**Problem to work on**
Give back only one number: how many lines in the data below contain the word "вариант".

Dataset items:
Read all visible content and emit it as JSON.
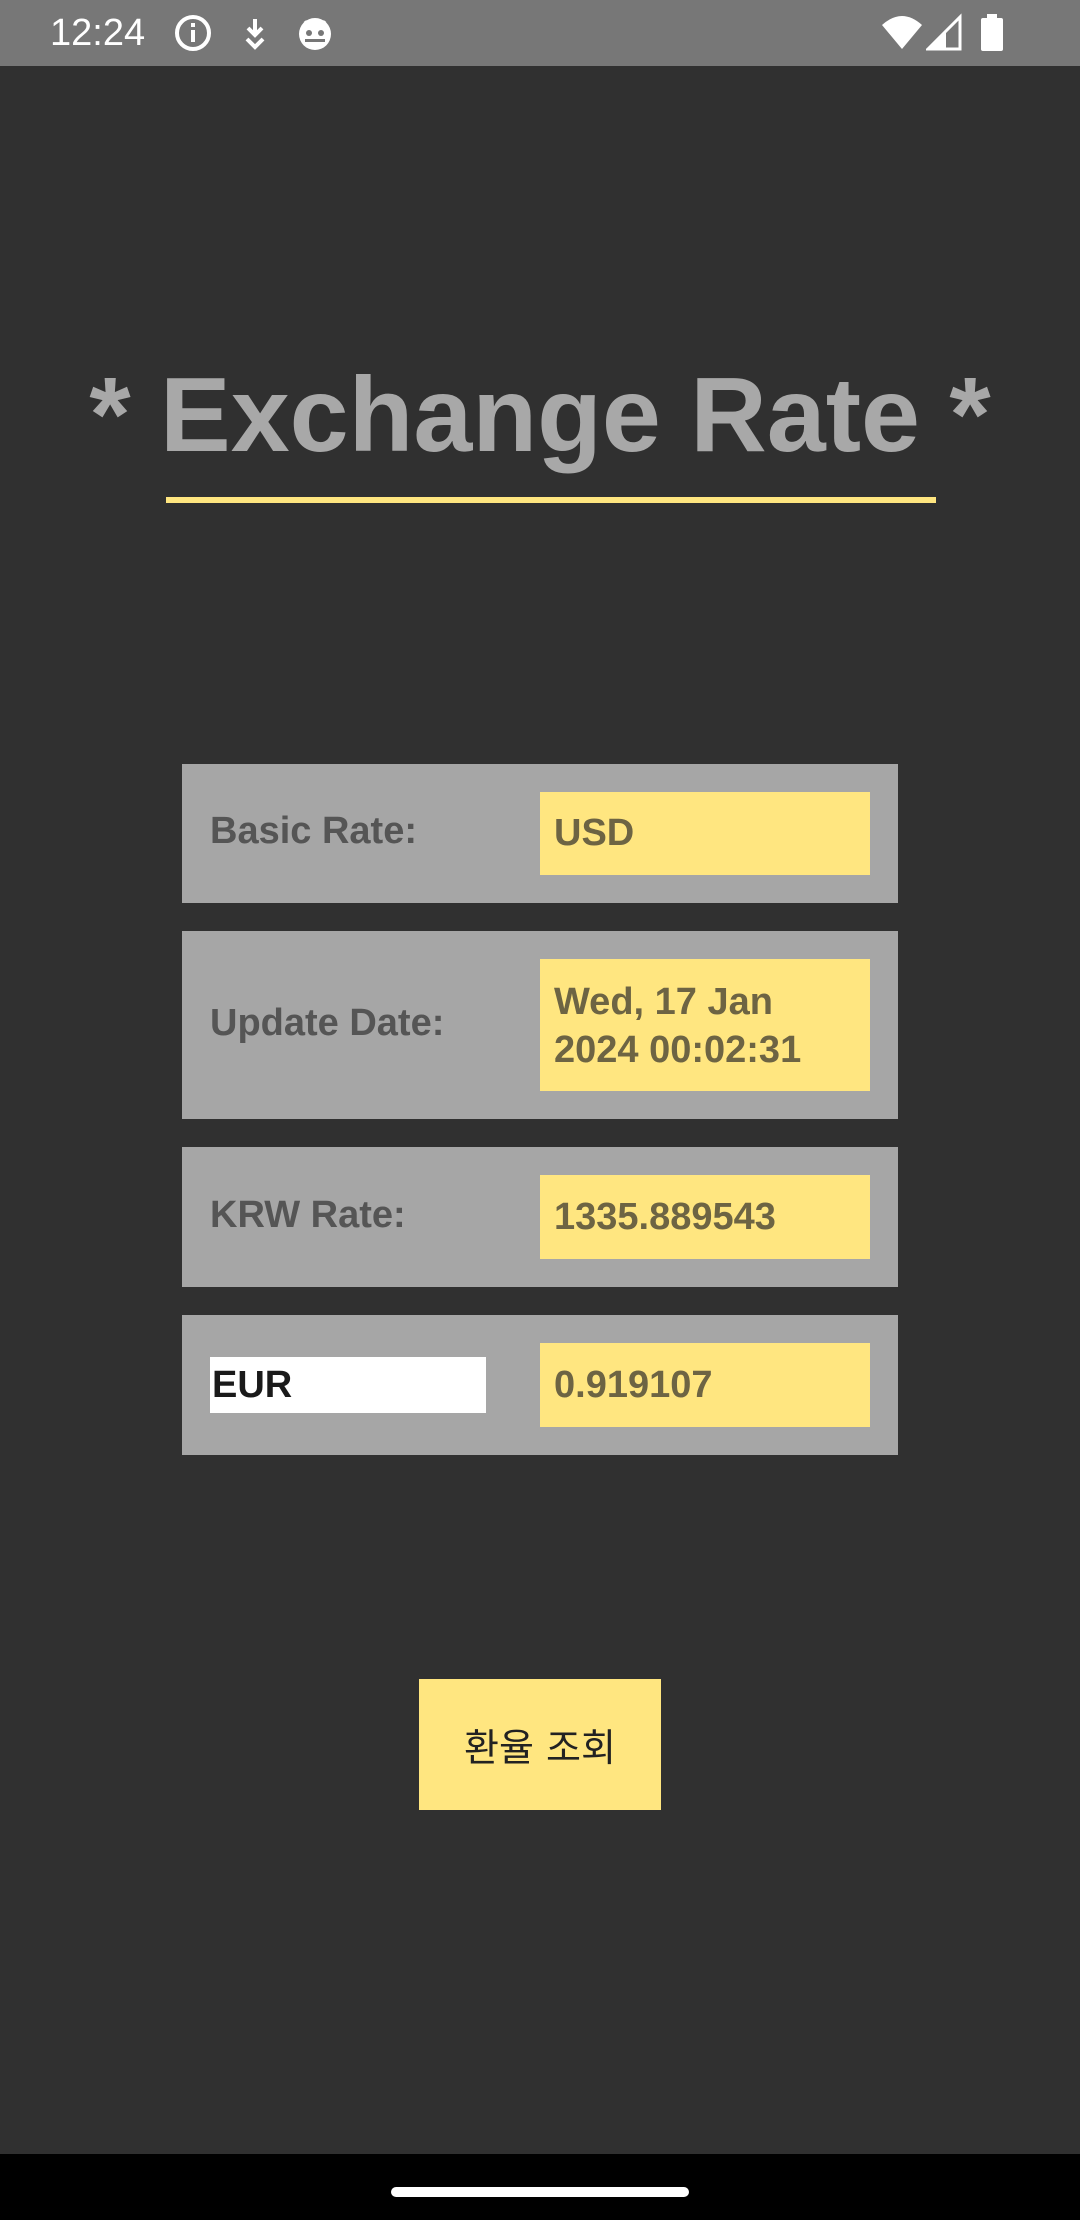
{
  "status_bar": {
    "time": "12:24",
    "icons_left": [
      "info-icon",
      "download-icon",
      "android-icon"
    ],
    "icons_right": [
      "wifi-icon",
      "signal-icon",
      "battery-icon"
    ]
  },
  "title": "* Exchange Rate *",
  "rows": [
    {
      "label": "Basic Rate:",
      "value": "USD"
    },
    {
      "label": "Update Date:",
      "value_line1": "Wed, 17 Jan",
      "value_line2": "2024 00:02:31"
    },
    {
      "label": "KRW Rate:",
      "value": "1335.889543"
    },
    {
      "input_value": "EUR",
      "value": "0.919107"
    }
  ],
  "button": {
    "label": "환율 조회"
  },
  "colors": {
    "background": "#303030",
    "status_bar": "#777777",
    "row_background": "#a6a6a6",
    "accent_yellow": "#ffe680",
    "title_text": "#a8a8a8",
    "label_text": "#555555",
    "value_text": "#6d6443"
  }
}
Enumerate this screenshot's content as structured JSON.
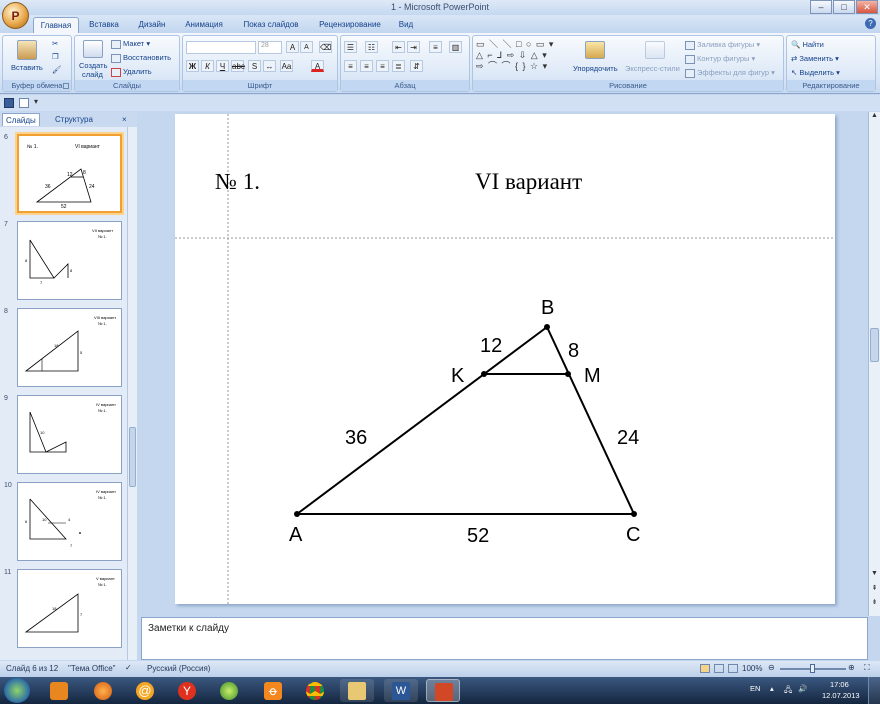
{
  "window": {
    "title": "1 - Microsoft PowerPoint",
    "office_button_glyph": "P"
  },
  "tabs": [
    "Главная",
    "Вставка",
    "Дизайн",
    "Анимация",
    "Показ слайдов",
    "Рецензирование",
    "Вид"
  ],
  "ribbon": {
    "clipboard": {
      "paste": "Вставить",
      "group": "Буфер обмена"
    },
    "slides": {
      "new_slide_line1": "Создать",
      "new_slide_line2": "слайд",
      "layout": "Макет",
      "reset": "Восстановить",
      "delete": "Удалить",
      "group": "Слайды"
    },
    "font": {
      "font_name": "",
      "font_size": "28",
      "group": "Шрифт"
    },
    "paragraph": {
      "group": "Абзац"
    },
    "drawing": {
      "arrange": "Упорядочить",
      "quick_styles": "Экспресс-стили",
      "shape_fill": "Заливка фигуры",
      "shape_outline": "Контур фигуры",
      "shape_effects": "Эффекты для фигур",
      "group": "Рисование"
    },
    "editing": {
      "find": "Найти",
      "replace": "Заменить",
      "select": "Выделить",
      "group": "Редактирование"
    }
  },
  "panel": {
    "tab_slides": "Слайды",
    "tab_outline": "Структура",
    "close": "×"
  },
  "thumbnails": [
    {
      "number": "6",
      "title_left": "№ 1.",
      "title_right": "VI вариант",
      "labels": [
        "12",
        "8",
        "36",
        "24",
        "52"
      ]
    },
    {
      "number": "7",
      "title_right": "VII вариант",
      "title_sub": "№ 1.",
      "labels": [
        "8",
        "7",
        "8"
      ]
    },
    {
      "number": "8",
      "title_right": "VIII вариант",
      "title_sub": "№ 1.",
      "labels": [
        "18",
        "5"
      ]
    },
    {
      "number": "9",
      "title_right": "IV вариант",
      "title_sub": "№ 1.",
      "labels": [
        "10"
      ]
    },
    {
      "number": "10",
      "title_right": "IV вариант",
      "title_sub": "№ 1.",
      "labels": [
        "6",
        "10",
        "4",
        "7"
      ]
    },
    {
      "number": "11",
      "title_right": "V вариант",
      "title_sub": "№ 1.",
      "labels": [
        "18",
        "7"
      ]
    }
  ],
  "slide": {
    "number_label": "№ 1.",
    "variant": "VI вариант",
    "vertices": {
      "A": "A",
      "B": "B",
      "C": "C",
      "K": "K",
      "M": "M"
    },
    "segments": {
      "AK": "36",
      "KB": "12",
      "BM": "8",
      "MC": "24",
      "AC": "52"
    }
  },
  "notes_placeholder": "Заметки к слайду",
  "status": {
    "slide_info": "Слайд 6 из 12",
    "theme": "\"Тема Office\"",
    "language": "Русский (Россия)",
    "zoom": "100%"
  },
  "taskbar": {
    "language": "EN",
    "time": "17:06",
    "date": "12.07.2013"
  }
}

**Exercise output**
7